Following the backing down of Japan’s investment firm SoftBank from an agreement to buy $3bn of WeWork shares, the office space company’s founder and former chief executive, Adam Neumann, has now threatened to sue the Japanese firm – which is incidentally also the biggest investor in WeWork. The deal would have helped Neumann himself sell out his shares in WeWork worth almost $1bn.
A $3bn share tender rescue deal that hammered out last October to save WeWork from collapse, would not be honored by it. SoftBank, which is run by the Japanese billionaire Masayoshi Son, announced on Thursday.
Since WeWork had failed to meet several conditions, the company had “no choice” but to scrap the rescue deal, SoftBank said. the company also raised issues of “multiple, new, and significant pending criminal and civil investigations”.
SoftbBank remained “fully committed to the success of WeWork” but “several of those conditions were not met, leaving SoftBank no choice but to terminate the tender offer”, the Japanese conglomerate said.
According to analysts, the deal with SoftBank would have significantly benefited Neumann, who planned to sell off shares worth up to $970m even as WeWork had sacked thousands of its employees with little or no compensation.

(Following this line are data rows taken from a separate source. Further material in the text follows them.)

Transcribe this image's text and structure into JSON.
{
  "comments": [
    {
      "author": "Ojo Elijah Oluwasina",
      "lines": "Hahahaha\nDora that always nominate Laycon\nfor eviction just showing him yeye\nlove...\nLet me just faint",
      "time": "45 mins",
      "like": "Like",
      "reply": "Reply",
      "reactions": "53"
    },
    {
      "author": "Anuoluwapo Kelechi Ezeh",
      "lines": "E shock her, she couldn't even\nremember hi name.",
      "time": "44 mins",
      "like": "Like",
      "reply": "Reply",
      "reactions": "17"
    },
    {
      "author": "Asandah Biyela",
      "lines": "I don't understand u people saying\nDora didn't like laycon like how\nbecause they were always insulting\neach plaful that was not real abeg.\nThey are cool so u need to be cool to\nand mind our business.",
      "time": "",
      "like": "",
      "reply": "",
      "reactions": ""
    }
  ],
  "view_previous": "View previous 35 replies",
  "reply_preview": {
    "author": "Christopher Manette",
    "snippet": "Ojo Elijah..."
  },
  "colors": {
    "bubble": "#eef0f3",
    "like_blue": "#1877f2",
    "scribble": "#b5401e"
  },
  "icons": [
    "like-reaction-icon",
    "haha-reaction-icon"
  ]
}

“Adam Neumann, his family, and certain large institutional stockholders, such as Benchmark Capital, were the parties who stood to benefit most from the tender offer,” SoftBank said. “Together, Mr Neumann’s and Benchmark’s equity constitute more than half of the stock tendered in the offering. In contrast, current WeWork employees tendered less than 10% of the total.”

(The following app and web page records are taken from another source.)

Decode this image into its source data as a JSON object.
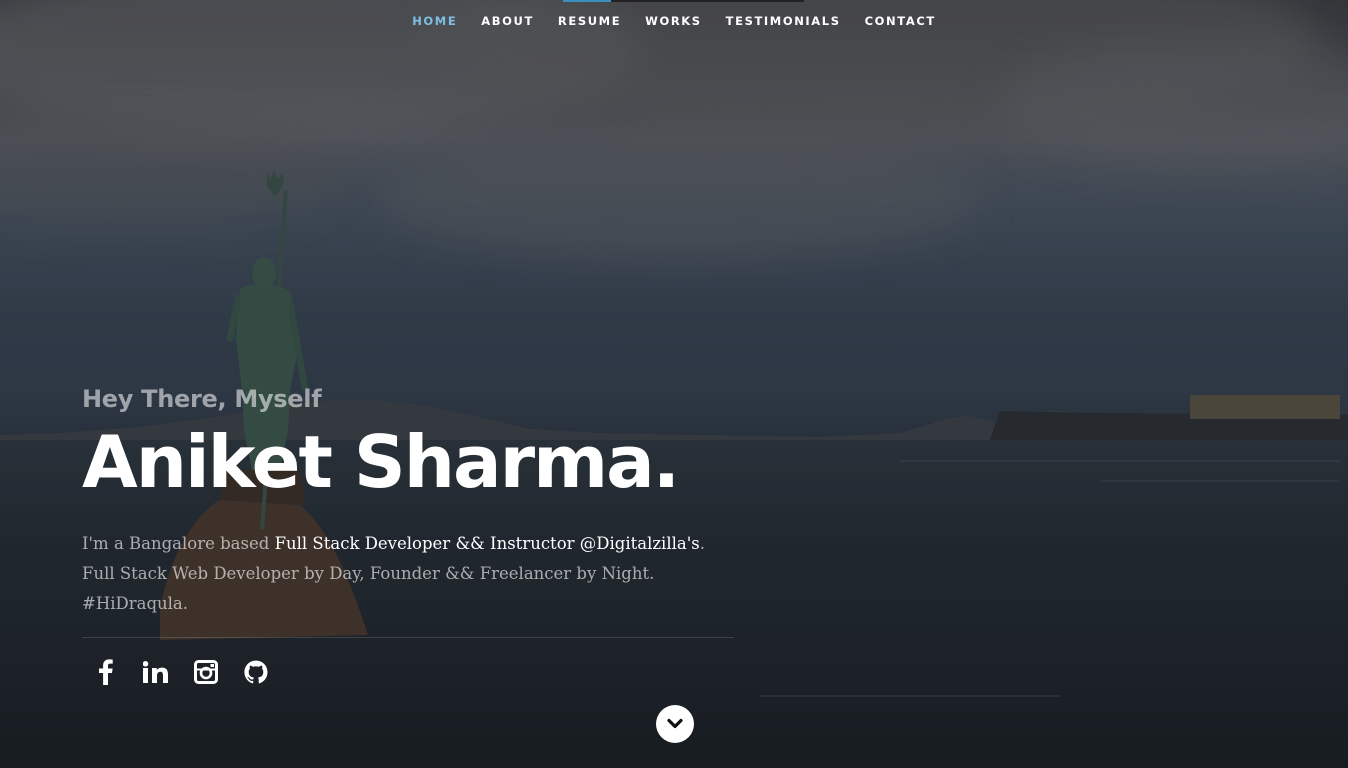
{
  "nav": {
    "items": [
      {
        "label": "HOME",
        "active": true
      },
      {
        "label": "ABOUT"
      },
      {
        "label": "RESUME"
      },
      {
        "label": "WORKS"
      },
      {
        "label": "TESTIMONIALS"
      },
      {
        "label": "CONTACT"
      }
    ],
    "accent_color": "#7fbfe3"
  },
  "banner": {
    "greeting": "Hey There, Myself",
    "name": "Aniket Sharma.",
    "intro_prefix": "I'm a Bangalore based ",
    "intro_strong": "Full Stack Developer && Instructor @Digitalzilla's",
    "intro_suffix": ". Full Stack Web Developer by Day, Founder && Freelancer by Night. #HiDraqula."
  },
  "social": [
    {
      "icon": "facebook-icon"
    },
    {
      "icon": "linkedin-icon"
    },
    {
      "icon": "instagram-icon"
    },
    {
      "icon": "github-icon"
    }
  ],
  "scroll": {
    "icon": "chevron-down-icon"
  }
}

While stating that it was disappointed that SoftBank had terminated the deal, a special committee of WeWork’s board said, “all of its legal options, including litigation” were being considered by it.
Now since SoftBank has terminated the agreement, it also means that the Japanese firm will no longer be bound to provide WeWork with $1.1bn in debt financing. That essentially now puts the already struggling WeWork with a precarious cash flow and cash at hand situation as its revenues are expected to take a major hit because many of its clients across the world are pulling out because of the coronavirus pandemic and as governments impose lockdowns and strict stay at home orders.
The business model of WeWork involves the company entering into long term lease agreements with commercial landlords while renting pout the spaces to clients on a short term basis. The clients include freelancers and small businesses which have been particularly hit hard because of the coronavirus pandemic globally as well as a virtual halt of the global economy. Bondholders of the company have already been warned that the 2020 financial targets set by it will likely not be achieved by it.
The next global recession could be made worse because of the business model of co-working companies such as WeWork as they would make commercial property cheap as dirt, warned the president of the Boston Federal Reserve bank, Eric Rosengren, in September last year.
(Adapted from TheGuardian.com)